Start of Extracted entries

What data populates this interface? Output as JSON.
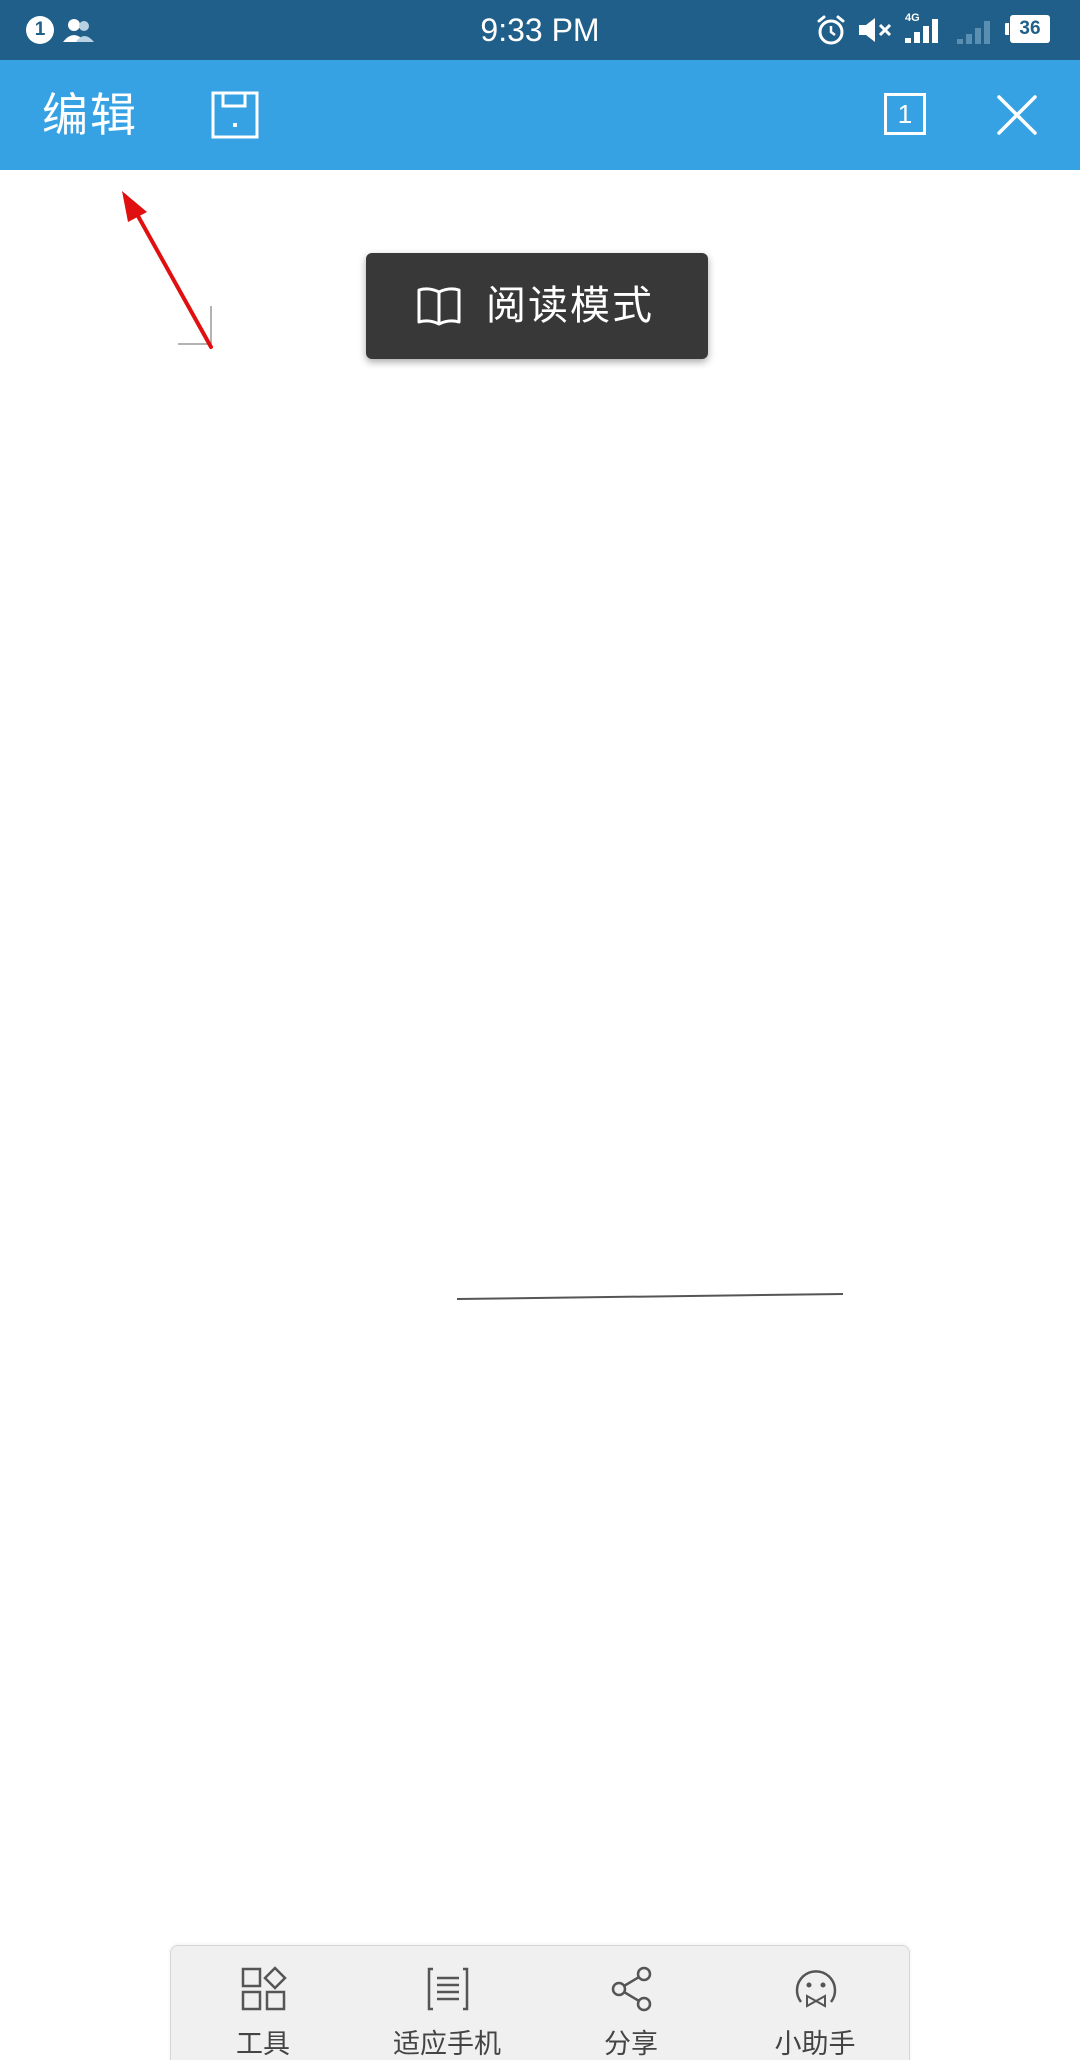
{
  "status_bar": {
    "notification_count": "1",
    "time": "9:33 PM",
    "network": "4G",
    "battery": "36"
  },
  "app_bar": {
    "title": "编辑",
    "page_count": "1",
    "background_color": "#36a2e4"
  },
  "toast": {
    "label": "阅读模式",
    "icon": "book-open-icon"
  },
  "toolbar": {
    "items": [
      {
        "label": "工具",
        "icon": "tools-grid-icon"
      },
      {
        "label": "适应手机",
        "icon": "fit-phone-icon"
      },
      {
        "label": "分享",
        "icon": "share-icon"
      },
      {
        "label": "小助手",
        "icon": "assistant-icon"
      }
    ]
  },
  "colors": {
    "status_bar": "#1f5f8a",
    "annotation_arrow": "#e01010",
    "toast_bg": "#383838"
  }
}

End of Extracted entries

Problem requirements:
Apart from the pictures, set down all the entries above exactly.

Exercise answer:
What data populates this interface? Output as JSON.
{
  "status_bar": {
    "notification_count": "1",
    "time": "9:33 PM",
    "network": "4G",
    "battery": "36"
  },
  "app_bar": {
    "title": "编辑",
    "page_count": "1",
    "background_color": "#36a2e4"
  },
  "toast": {
    "label": "阅读模式",
    "icon": "book-open-icon"
  },
  "toolbar": {
    "items": [
      {
        "label": "工具",
        "icon": "tools-grid-icon"
      },
      {
        "label": "适应手机",
        "icon": "fit-phone-icon"
      },
      {
        "label": "分享",
        "icon": "share-icon"
      },
      {
        "label": "小助手",
        "icon": "assistant-icon"
      }
    ]
  },
  "colors": {
    "status_bar": "#1f5f8a",
    "annotation_arrow": "#e01010",
    "toast_bg": "#383838"
  }
}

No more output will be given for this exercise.